ASSIGNMENT
Search the records for the word "mnemonic" and copy every line in which it occurs.

Data about app and page elements:
# # # # # # #

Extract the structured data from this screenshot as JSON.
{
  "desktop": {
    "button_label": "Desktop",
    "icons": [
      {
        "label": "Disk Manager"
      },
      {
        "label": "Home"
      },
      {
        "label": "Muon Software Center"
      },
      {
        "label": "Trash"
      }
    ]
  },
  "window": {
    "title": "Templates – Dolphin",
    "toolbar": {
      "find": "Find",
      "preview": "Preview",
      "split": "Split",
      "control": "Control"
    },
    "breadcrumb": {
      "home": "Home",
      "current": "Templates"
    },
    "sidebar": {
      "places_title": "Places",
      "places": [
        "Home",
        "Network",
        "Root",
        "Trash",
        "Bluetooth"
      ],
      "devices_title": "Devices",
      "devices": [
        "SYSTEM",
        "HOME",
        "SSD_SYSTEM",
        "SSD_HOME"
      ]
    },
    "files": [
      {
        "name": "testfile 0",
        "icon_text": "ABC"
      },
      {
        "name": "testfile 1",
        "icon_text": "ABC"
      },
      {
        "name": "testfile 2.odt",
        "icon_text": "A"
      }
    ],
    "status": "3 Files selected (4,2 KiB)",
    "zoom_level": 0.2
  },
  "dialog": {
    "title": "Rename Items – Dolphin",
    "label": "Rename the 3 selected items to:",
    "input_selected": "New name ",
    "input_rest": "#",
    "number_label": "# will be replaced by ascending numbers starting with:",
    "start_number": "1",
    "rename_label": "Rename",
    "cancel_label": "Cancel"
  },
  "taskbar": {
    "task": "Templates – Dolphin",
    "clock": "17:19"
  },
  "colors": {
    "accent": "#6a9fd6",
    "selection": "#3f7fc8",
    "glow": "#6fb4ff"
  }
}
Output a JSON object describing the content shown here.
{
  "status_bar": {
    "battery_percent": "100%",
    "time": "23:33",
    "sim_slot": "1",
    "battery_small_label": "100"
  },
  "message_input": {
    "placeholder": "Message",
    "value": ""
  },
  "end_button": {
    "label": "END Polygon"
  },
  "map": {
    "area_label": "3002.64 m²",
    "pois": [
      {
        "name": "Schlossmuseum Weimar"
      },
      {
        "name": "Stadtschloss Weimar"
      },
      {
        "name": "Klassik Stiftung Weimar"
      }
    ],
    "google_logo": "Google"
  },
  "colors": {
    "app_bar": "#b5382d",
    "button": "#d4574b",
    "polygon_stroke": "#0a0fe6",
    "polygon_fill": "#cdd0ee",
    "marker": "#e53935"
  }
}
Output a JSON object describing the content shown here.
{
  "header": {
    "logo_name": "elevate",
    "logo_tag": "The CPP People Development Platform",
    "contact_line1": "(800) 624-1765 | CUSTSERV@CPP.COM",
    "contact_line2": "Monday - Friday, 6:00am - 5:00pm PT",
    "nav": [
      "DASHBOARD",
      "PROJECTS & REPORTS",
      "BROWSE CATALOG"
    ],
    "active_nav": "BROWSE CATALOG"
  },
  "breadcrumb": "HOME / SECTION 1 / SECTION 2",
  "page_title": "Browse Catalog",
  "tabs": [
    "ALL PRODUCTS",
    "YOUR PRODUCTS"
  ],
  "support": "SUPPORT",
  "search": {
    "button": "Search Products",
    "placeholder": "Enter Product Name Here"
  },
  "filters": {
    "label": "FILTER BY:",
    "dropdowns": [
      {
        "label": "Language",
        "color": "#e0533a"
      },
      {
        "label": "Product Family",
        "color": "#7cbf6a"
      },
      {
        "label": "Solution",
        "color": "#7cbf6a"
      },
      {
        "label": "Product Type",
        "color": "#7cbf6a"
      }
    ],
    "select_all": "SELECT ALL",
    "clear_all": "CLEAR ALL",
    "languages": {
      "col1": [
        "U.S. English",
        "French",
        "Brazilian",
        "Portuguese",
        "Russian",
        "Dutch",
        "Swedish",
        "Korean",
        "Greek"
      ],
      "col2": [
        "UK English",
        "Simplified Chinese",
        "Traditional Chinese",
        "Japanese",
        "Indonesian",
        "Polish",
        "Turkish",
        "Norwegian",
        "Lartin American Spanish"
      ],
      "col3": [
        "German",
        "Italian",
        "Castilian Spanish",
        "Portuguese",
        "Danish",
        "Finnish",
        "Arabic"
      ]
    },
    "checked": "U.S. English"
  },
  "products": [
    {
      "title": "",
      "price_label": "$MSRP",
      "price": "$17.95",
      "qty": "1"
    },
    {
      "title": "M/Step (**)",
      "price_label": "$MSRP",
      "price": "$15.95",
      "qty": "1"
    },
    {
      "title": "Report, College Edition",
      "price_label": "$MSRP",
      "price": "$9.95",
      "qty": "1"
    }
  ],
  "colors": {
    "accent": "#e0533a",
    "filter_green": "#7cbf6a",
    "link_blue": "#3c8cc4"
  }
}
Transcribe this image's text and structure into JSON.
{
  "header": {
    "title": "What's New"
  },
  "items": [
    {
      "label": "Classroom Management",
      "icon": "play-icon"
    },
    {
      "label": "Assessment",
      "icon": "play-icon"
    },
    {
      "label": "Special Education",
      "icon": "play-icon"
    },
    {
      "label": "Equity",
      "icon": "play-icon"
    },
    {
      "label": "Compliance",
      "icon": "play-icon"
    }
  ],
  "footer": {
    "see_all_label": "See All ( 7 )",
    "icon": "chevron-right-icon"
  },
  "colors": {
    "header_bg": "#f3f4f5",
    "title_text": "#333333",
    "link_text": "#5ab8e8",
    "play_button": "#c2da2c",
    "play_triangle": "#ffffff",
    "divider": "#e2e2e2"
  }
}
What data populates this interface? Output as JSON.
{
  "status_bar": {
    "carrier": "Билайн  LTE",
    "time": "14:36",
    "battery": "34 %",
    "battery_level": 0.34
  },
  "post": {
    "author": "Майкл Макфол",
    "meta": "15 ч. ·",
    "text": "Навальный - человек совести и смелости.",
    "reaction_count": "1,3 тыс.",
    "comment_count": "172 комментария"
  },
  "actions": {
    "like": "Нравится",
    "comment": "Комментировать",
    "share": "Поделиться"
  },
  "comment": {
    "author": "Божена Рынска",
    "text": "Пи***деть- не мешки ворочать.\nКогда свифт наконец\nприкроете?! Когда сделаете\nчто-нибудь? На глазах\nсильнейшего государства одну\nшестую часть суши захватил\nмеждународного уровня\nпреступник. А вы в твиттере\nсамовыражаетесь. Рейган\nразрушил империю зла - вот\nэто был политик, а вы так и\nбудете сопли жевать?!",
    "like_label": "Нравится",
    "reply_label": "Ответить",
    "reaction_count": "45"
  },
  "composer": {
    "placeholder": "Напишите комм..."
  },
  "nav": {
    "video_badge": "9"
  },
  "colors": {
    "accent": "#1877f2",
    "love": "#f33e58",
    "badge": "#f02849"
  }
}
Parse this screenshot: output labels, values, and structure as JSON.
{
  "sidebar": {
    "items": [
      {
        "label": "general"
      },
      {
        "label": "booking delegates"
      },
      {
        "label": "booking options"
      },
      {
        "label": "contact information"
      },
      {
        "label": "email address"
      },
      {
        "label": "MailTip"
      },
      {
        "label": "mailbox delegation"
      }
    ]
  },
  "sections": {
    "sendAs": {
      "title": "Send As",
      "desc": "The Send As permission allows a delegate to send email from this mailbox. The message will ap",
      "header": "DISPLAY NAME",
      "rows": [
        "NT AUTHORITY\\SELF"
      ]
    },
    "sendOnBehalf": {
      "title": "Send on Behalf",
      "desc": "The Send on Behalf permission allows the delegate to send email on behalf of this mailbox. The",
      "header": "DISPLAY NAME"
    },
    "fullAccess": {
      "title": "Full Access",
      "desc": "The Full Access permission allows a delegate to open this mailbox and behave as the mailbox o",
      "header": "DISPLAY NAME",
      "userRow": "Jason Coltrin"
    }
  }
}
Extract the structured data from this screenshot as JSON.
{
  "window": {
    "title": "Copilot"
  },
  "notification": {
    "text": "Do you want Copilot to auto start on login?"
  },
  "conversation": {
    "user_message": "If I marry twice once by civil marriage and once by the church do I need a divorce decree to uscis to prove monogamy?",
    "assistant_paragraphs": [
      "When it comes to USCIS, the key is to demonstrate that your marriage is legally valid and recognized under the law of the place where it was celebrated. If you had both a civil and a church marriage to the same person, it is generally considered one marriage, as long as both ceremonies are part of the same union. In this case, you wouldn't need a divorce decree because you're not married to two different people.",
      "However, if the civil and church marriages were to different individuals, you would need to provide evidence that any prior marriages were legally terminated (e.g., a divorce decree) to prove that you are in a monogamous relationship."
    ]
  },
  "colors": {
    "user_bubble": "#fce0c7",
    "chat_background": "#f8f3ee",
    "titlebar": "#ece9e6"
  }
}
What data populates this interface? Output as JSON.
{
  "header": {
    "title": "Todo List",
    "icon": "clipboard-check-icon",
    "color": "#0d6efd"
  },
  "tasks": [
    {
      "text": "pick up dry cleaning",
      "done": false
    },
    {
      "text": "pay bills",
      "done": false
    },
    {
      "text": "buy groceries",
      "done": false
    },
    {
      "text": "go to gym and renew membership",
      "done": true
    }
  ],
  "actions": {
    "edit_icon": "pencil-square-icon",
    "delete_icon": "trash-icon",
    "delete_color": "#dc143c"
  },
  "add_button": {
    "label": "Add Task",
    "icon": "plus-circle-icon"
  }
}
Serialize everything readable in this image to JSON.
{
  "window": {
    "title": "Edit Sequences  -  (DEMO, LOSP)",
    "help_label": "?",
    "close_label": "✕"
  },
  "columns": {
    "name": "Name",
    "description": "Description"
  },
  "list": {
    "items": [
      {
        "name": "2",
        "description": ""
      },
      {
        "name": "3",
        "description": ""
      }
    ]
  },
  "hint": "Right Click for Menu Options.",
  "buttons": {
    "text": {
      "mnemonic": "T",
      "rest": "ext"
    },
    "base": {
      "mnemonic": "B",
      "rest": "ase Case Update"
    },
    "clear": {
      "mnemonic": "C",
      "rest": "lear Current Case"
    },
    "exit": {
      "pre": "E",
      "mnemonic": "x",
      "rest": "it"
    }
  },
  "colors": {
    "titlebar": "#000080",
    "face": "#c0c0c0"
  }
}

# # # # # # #

EXERCISE SOLUTION
      "mnemonic": "T",
      "mnemonic": "B",
      "mnemonic": "C",
      "mnemonic": "x",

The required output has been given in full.